══ Data in this exercise ══

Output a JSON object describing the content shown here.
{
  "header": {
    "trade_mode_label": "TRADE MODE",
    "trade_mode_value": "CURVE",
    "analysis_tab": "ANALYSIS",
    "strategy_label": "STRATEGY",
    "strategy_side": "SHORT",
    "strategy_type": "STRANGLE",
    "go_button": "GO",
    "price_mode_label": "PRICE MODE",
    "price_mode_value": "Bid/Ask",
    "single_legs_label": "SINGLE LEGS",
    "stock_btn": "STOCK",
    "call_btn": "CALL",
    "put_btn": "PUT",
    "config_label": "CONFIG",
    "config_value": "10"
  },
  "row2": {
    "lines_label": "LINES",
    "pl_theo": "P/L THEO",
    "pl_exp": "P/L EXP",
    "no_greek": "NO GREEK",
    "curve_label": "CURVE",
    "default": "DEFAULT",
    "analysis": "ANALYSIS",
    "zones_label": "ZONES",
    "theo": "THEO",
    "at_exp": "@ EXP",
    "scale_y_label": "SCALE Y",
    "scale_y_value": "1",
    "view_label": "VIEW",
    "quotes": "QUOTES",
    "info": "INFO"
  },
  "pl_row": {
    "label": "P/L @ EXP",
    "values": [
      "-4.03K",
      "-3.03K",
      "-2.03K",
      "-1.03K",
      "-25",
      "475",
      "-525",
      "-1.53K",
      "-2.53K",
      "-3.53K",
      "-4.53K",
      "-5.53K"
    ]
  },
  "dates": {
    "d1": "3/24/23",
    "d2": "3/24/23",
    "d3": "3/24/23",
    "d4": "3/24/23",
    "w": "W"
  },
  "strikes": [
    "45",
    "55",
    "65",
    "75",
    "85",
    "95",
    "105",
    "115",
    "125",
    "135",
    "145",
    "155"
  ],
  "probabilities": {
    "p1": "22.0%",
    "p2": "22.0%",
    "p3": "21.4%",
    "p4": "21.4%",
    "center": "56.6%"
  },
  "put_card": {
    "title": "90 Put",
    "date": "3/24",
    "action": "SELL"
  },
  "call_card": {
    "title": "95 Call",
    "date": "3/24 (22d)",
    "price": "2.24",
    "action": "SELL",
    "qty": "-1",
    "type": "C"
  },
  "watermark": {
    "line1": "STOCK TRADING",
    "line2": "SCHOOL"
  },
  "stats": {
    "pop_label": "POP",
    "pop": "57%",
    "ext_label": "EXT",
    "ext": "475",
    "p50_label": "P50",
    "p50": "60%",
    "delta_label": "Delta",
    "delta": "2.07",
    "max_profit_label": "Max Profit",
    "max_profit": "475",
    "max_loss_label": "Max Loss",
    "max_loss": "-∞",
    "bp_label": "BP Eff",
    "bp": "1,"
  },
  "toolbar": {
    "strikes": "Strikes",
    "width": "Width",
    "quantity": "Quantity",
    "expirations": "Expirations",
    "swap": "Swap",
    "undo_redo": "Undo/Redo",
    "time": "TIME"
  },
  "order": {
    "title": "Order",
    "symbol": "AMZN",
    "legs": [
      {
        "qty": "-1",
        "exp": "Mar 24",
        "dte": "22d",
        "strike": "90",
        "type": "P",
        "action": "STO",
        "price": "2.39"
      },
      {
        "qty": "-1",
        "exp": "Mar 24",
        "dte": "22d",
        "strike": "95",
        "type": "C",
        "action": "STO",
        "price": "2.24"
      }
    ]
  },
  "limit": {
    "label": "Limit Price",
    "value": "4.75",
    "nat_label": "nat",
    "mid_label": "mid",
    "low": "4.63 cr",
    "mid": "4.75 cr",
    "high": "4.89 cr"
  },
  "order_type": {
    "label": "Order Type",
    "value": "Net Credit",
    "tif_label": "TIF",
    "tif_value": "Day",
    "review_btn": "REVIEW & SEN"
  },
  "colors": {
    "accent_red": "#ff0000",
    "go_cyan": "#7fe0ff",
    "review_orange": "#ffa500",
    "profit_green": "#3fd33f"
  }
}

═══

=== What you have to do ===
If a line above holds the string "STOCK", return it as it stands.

=== Problem solution ===
    "stock_btn": "STOCK",
    "line1": "STOCK TRADING",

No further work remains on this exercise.